**Assignment:** Skip the images and return the records below exactly.

**Given records:**
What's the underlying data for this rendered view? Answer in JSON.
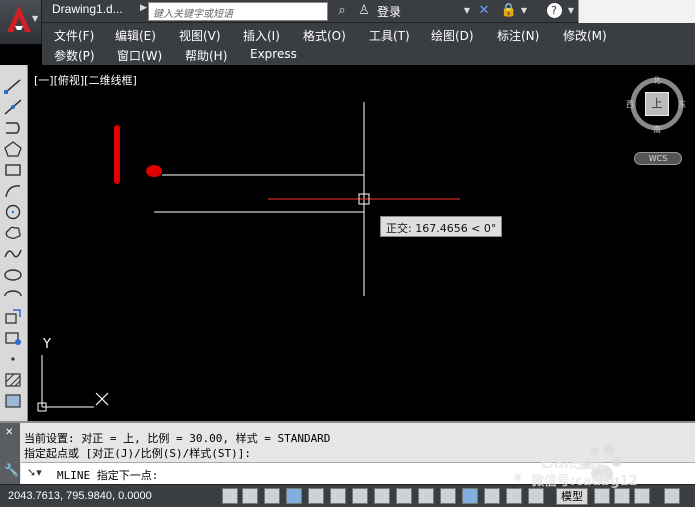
{
  "titlebar": {
    "document_title": "Drawing1.d...",
    "search_placeholder": "键入关键字或短语",
    "login_label": "登录"
  },
  "menu": {
    "row1": [
      "文件(F)",
      "编辑(E)",
      "视图(V)",
      "插入(I)",
      "格式(O)",
      "工具(T)",
      "绘图(D)",
      "标注(N)",
      "修改(M)"
    ],
    "row2": [
      "参数(P)",
      "窗口(W)",
      "帮助(H)",
      "Express"
    ]
  },
  "viewport": {
    "view_label": "[一][俯视][二维线框]",
    "tooltip": "正交: 167.4656 < 0°",
    "axis_y": "Y",
    "viewcube": {
      "north": "北",
      "south": "南",
      "east": "东",
      "west": "西",
      "top_face": "上",
      "wcs": "WCS"
    }
  },
  "command": {
    "history": [
      "当前设置: 对正 = 上, 比例 = 30.00, 样式 = STANDARD",
      "指定起点或 [对正(J)/比例(S)/样式(ST)]:"
    ],
    "prompt": "MLINE 指定下一点:"
  },
  "status": {
    "coordinates": "2043.7613, 795.9840, 0.0000",
    "model_tab": "模型"
  },
  "watermark": {
    "brand": "Bai经验",
    "author": "微信号:cadbg12"
  },
  "colors": {
    "chrome": "#3a3d41",
    "canvas": "#000000",
    "annotation_red": "#e00000"
  }
}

**Written reply:**
What's the underlying data for this rendered view? Answer in JSON.
{
  "titlebar": {
    "document_title": "Drawing1.d...",
    "search_placeholder": "键入关键字或短语",
    "login_label": "登录"
  },
  "menu": {
    "row1": [
      "文件(F)",
      "编辑(E)",
      "视图(V)",
      "插入(I)",
      "格式(O)",
      "工具(T)",
      "绘图(D)",
      "标注(N)",
      "修改(M)"
    ],
    "row2": [
      "参数(P)",
      "窗口(W)",
      "帮助(H)",
      "Express"
    ]
  },
  "viewport": {
    "view_label": "[一][俯视][二维线框]",
    "tooltip": "正交: 167.4656 < 0°",
    "axis_y": "Y",
    "viewcube": {
      "north": "北",
      "south": "南",
      "east": "东",
      "west": "西",
      "top_face": "上",
      "wcs": "WCS"
    }
  },
  "command": {
    "history": [
      "当前设置: 对正 = 上, 比例 = 30.00, 样式 = STANDARD",
      "指定起点或 [对正(J)/比例(S)/样式(ST)]:"
    ],
    "prompt": "MLINE 指定下一点:"
  },
  "status": {
    "coordinates": "2043.7613, 795.9840, 0.0000",
    "model_tab": "模型"
  },
  "watermark": {
    "brand": "Bai经验",
    "author": "微信号:cadbg12"
  },
  "colors": {
    "chrome": "#3a3d41",
    "canvas": "#000000",
    "annotation_red": "#e00000"
  }
}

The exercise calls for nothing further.